Emotional abuse victims often feel a deep level of self-betrayal. Some are told to practice self-forgiveness. At BTR, we believe that every woman is courageous and powerful, and that victims are never to blame for their partner’s abusive behaviors.
Victims of Emotional Abuse Often Blame Themselves
Victims often find logical reasons to blame themselves. While these may make perfect sense at first, with healing, many women are able to accept that they did what they could to survive the abuse.
Further, understanding that these feelings are universal and that many other women are experiencing them too, can be especially healing and vindicating.
You may feel that you betrayed yourself by:
- Not spotting the abuse sooner in the relationship
- Entering into a relationship with your abuser at all, especially if you felt uncomfortable with him or if you were warned about him
- Not leaving as soon as you realized it was abuse
- Trying to make him more interested in you sexually or intellectually to keep him from hurting you
- Not being able to protect your children from his abusiveness
- Ignoring that nagging feeling that “something’s not quite right” (especially after discovering pornography, affairs, or other lies)
- Lying or covering up his abusiveness to others
Do I Need To Forgive Myself?
“Forgive yourself for being abused” and its variations are buzz-phrases in the self-help community.
This mentality is not helpful. It places blame on victims and excuses abusers. Instead, victims can give themselves compassion.
To show self-compassion, victims can:
- Give themselves permission to set boundaries

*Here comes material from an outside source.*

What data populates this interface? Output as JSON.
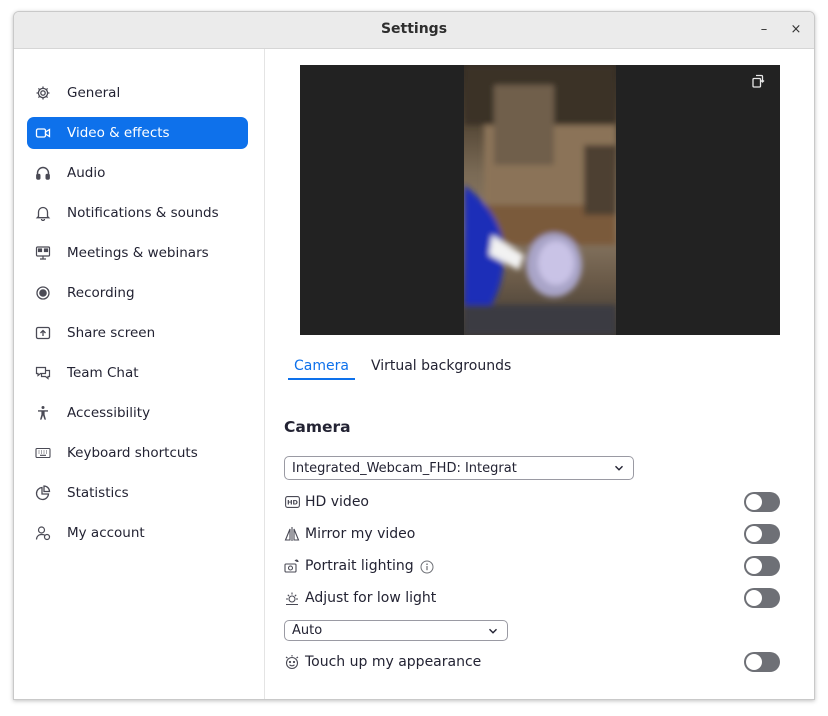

- Find healthy support systems
- Become educated about trauma and abuse
- Take “time off” from recovery work and enjoy relaxing hobbies
- Journal and create art
- Process the trauma at their own pace
- Give their bodies extra sleep and nutrition
The First Step of Safety Is Survival
Many women berate themselves for what they perceive as “self-betrayal”, when in fact, they were doing what they had to do to survive. At BTR, we believe that a woman’s safety is the highest priority. Her emotional, sexual, physical, spiritual, and financial safety are essential to not only survival but eventual healing.
How Can I Find Safety?
When victims set and maintain effective boundaries, they are separating themselves and their children from abusive behavior. A boundary is not a statement, request, or ultimatum. It is a courageous action that a woman takes to make sure that her safety is not breached in any way.
BTR.ORG Supports Victims of Emotional Abuse
At BTR, we understand the complex emotions that women feel as they process trauma and abuse. Feelings of self-betrayal are real and can be devastating. But understand that you are not to blame for the abuse that you have endured. In fact, you are a triumphant warrior for just surviving another day through the trauma.